• **WHAT NEEDS TO BE DONE**: Copy each line of the listing where the word "meta" can be found.

#### STUDY MATERIAL

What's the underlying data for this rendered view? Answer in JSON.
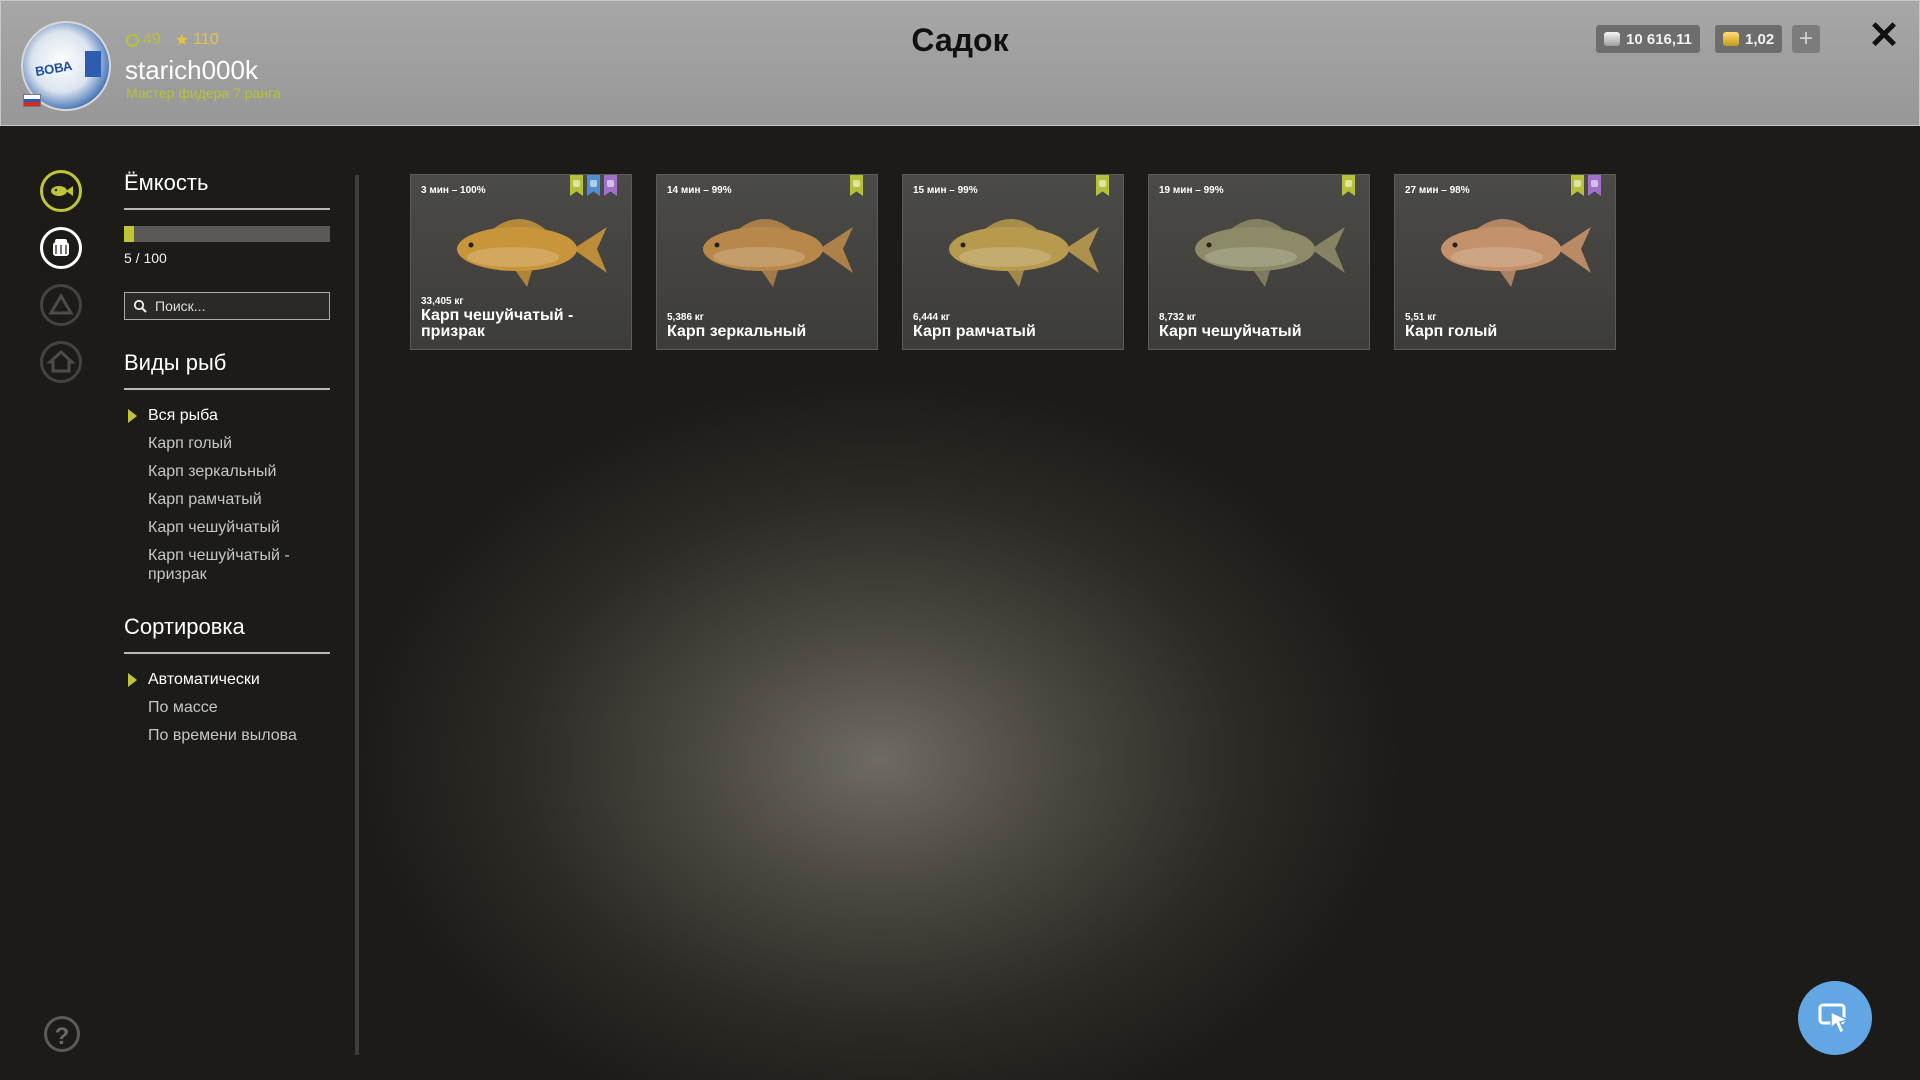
{
  "header": {
    "title": "Садок",
    "level": "49",
    "stars": "110",
    "username": "starich000k",
    "rank": "Мастер фидера 7 ранга",
    "avatar_text": "ВОВА",
    "silver": "10 616,11",
    "gold": "1,02",
    "plus": "+",
    "close": "✕"
  },
  "capacity": {
    "title": "Ёмкость",
    "text": "5 / 100",
    "fraction": 0.05
  },
  "search": {
    "placeholder": "Поиск..."
  },
  "species": {
    "title": "Виды рыб",
    "items": [
      {
        "label": "Вся рыба"
      },
      {
        "label": "Карп голый"
      },
      {
        "label": "Карп зеркальный"
      },
      {
        "label": "Карп рамчатый"
      },
      {
        "label": "Карп чешуйчатый"
      },
      {
        "label": "Карп чешуйчатый - призрак"
      }
    ]
  },
  "sorting": {
    "title": "Сортировка",
    "items": [
      {
        "label": "Автоматически"
      },
      {
        "label": "По массе"
      },
      {
        "label": "По времени вылова"
      }
    ]
  },
  "fish": [
    {
      "meta": "3 мин – 100%",
      "weight": "33,405 кг",
      "name": "Карп чешуйчатый - призрак",
      "marks": [
        "green",
        "blue",
        "purple"
      ],
      "color": "#c9953b"
    },
    {
      "meta": "14 мин – 99%",
      "weight": "5,386 кг",
      "name": "Карп зеркальный",
      "marks": [
        "green"
      ],
      "color": "#b8884a"
    },
    {
      "meta": "15 мин – 99%",
      "weight": "6,444 кг",
      "name": "Карп рамчатый",
      "marks": [
        "green"
      ],
      "color": "#b89a4f"
    },
    {
      "meta": "19 мин – 99%",
      "weight": "8,732 кг",
      "name": "Карп чешуйчатый",
      "marks": [
        "green"
      ],
      "color": "#8d8a67"
    },
    {
      "meta": "27 мин – 98%",
      "weight": "5,51 кг",
      "name": "Карп голый",
      "marks": [
        "green",
        "purple"
      ],
      "color": "#c4926a"
    }
  ],
  "help": "?"
}
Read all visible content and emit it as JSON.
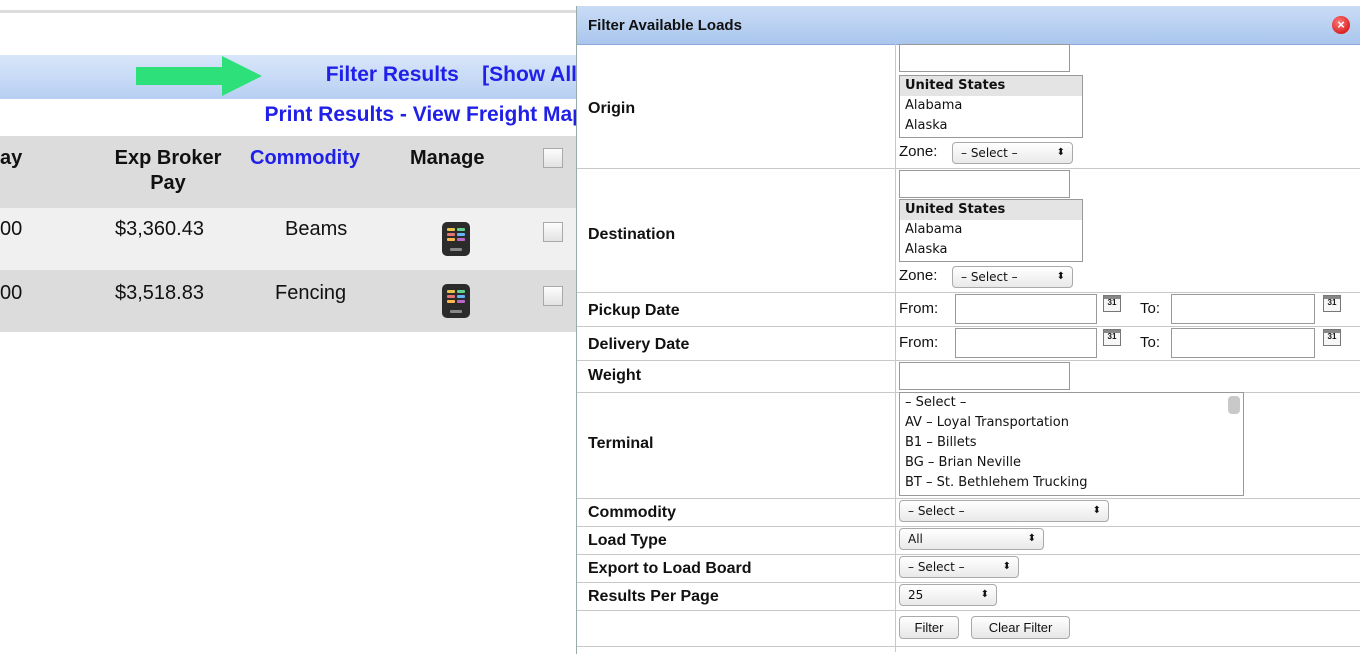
{
  "background": {
    "filter_results": "Filter Results",
    "show_all": "[Show All]",
    "print_results": "Print Results",
    "separator": " - ",
    "view_freight_map": "View Freight Map",
    "headers": {
      "pay_fragment": "ay",
      "exp_broker_pay_line1": "Exp Broker",
      "exp_broker_pay_line2": "Pay",
      "commodity": "Commodity",
      "manage": "Manage"
    },
    "rows": [
      {
        "pay": "00",
        "exp_broker_pay": "$3,360.43",
        "commodity": "Beams"
      },
      {
        "pay": "00",
        "exp_broker_pay": "$3,518.83",
        "commodity": "Fencing"
      }
    ],
    "arrow_color": "#2ee07a"
  },
  "dialog": {
    "title": "Filter Available Loads",
    "close_glyph": "×",
    "labels": {
      "origin": "Origin",
      "destination": "Destination",
      "pickup_date": "Pickup Date",
      "delivery_date": "Delivery Date",
      "weight": "Weight",
      "terminal": "Terminal",
      "commodity": "Commodity",
      "load_type": "Load Type",
      "export_to_load_board": "Export to Load Board",
      "results_per_page": "Results Per Page"
    },
    "origin": {
      "text_value": "",
      "states": [
        "United States",
        "Alabama",
        "Alaska"
      ],
      "zone_label": "Zone:",
      "zone_value": "– Select –"
    },
    "destination": {
      "text_value": "",
      "states": [
        "United States",
        "Alabama",
        "Alaska"
      ],
      "zone_label": "Zone:",
      "zone_value": "– Select –"
    },
    "date_from_label": "From:",
    "date_to_label": "To:",
    "calendar_glyph": "31",
    "terminal_options": [
      "– Select –",
      "AV – Loyal Transportation",
      "B1 – Billets",
      "BG – Brian Neville",
      "BT – St. Bethlehem Trucking"
    ],
    "commodity_value": "– Select –",
    "load_type_value": "All",
    "export_value": "– Select –",
    "results_per_page_value": "25",
    "filter_button": "Filter",
    "clear_filter_button": "Clear Filter",
    "dropdown_arrow": "⬍"
  }
}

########

• **EXPECTED ANSWER**:
      "meta": "3 мин – 100%",
      "meta": "14 мин – 99%",
      "meta": "15 мин – 99%",
      "meta": "19 мин – 99%",
      "meta": "27 мин – 98%",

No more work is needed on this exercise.